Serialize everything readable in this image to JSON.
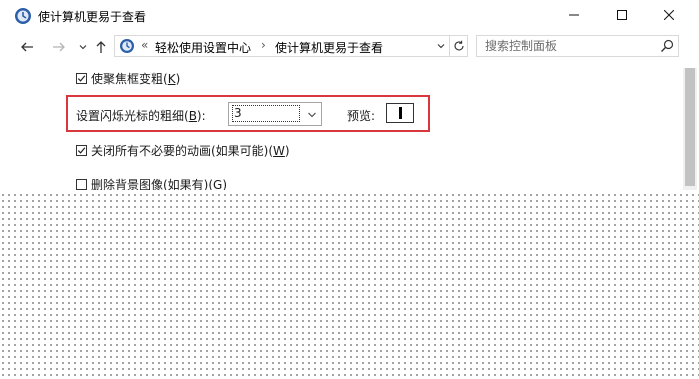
{
  "window": {
    "title": "使计算机更易于查看",
    "controls": {
      "minimize": "minimize",
      "maximize": "maximize",
      "close": "close"
    }
  },
  "nav": {
    "address": {
      "chevron": "«",
      "breadcrumbs": [
        {
          "label": "轻松使用设置中心"
        },
        {
          "label": "使计算机更易于查看"
        }
      ],
      "separator": "›"
    },
    "search": {
      "placeholder": "搜索控制面板",
      "value": ""
    }
  },
  "options": {
    "focus_rect": {
      "text": "使聚焦框变粗(",
      "key": "K",
      "end": ")",
      "checked": true
    },
    "cursor_thickness": {
      "label_text": "设置闪烁光标的粗细(",
      "label_key": "B",
      "label_end": "):",
      "value": "3",
      "preview_label": "预览:"
    },
    "animations": {
      "text": "关闭所有不必要的动画(如果可能)(",
      "key": "W",
      "end": ")",
      "checked": true
    },
    "background": {
      "text": "删除背景图像(如果有)(",
      "key": "G",
      "end": ")",
      "checked": false
    }
  },
  "colors": {
    "highlight": "#d9363e",
    "accent": "#1f5fb6"
  }
}
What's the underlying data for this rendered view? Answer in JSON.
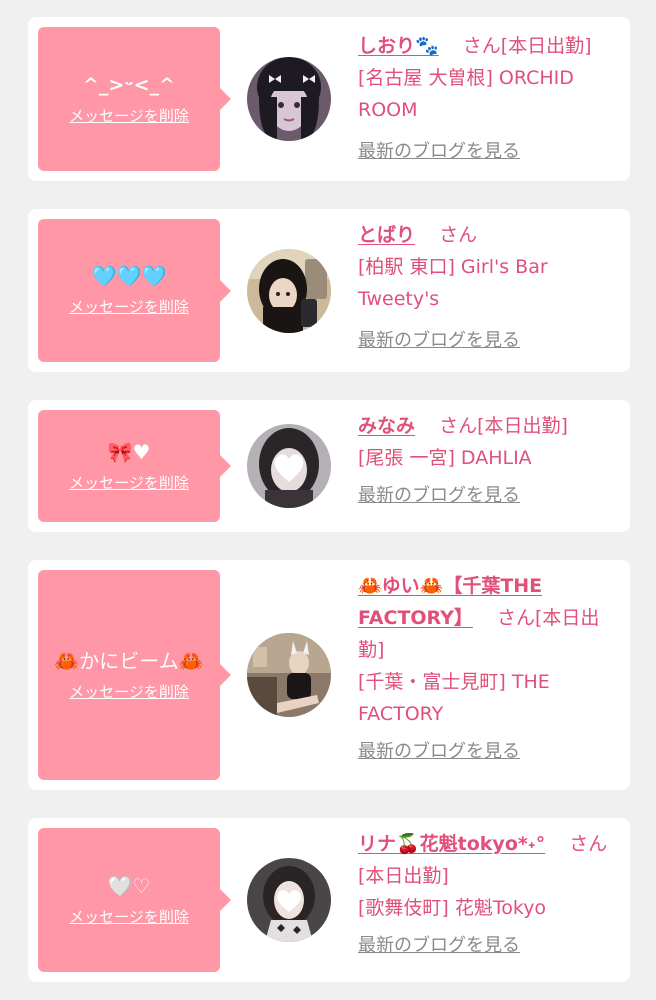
{
  "colors": {
    "background": "#f0f0f0",
    "card": "#ffffff",
    "bubble": "#ff97a6",
    "accent": "#e0507a",
    "link_gray": "#8a8a8a"
  },
  "delete_label": "メッセージを削除",
  "blog_label": "最新のブログを見る",
  "honorific": "さん",
  "entries": [
    {
      "message": "^_>ᵕ<_^",
      "name": "しおり🐾",
      "status": "[本日出勤]",
      "store": "[名古屋 大曽根] ORCHID ROOM"
    },
    {
      "message": "🩵🩵🩵",
      "name": "とばり",
      "status": "",
      "store": "[柏駅 東口] Girl's Bar Tweety's"
    },
    {
      "message": "🎀♥",
      "name": "みなみ",
      "status": "[本日出勤]",
      "store": "[尾張 一宮] DAHLIA"
    },
    {
      "message": "🦀かにビーム🦀",
      "name": "🦀ゆい🦀【千葉THE FACTORY】",
      "status": "[本日出勤]",
      "store": "[千葉・富士見町] THE FACTORY"
    },
    {
      "message": "🤍♡",
      "name": "リナ🍒花魁tokyo*˖°",
      "status": "[本日出勤]",
      "store": "[歌舞伎町] 花魁Tokyo"
    }
  ]
}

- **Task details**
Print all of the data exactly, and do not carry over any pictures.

- **The completed task**
Serialize everything readable in this image to JSON.
{
  "window": {
    "title": "使计算机更易于查看",
    "controls": {
      "minimize": "minimize",
      "maximize": "maximize",
      "close": "close"
    }
  },
  "nav": {
    "address": {
      "chevron": "«",
      "breadcrumbs": [
        {
          "label": "轻松使用设置中心"
        },
        {
          "label": "使计算机更易于查看"
        }
      ],
      "separator": "›"
    },
    "search": {
      "placeholder": "搜索控制面板",
      "value": ""
    }
  },
  "options": {
    "focus_rect": {
      "text": "使聚焦框变粗(",
      "key": "K",
      "end": ")",
      "checked": true
    },
    "cursor_thickness": {
      "label_text": "设置闪烁光标的粗细(",
      "label_key": "B",
      "label_end": "):",
      "value": "3",
      "preview_label": "预览:"
    },
    "animations": {
      "text": "关闭所有不必要的动画(如果可能)(",
      "key": "W",
      "end": ")",
      "checked": true
    },
    "background": {
      "text": "删除背景图像(如果有)(",
      "key": "G",
      "end": ")",
      "checked": false
    }
  },
  "colors": {
    "highlight": "#d9363e",
    "accent": "#1f5fb6"
  }
}
What's the underlying data for this rendered view? Answer in JSON.
{
  "colors": {
    "background": "#f0f0f0",
    "card": "#ffffff",
    "bubble": "#ff97a6",
    "accent": "#e0507a",
    "link_gray": "#8a8a8a"
  },
  "delete_label": "メッセージを削除",
  "blog_label": "最新のブログを見る",
  "honorific": "さん",
  "entries": [
    {
      "message": "^_>ᵕ<_^",
      "name": "しおり🐾",
      "status": "[本日出勤]",
      "store": "[名古屋 大曽根] ORCHID ROOM"
    },
    {
      "message": "🩵🩵🩵",
      "name": "とばり",
      "status": "",
      "store": "[柏駅 東口] Girl's Bar Tweety's"
    },
    {
      "message": "🎀♥",
      "name": "みなみ",
      "status": "[本日出勤]",
      "store": "[尾張 一宮] DAHLIA"
    },
    {
      "message": "🦀かにビーム🦀",
      "name": "🦀ゆい🦀【千葉THE FACTORY】",
      "status": "[本日出勤]",
      "store": "[千葉・富士見町] THE FACTORY"
    },
    {
      "message": "🤍♡",
      "name": "リナ🍒花魁tokyo*˖°",
      "status": "[本日出勤]",
      "store": "[歌舞伎町] 花魁Tokyo"
    }
  ]
}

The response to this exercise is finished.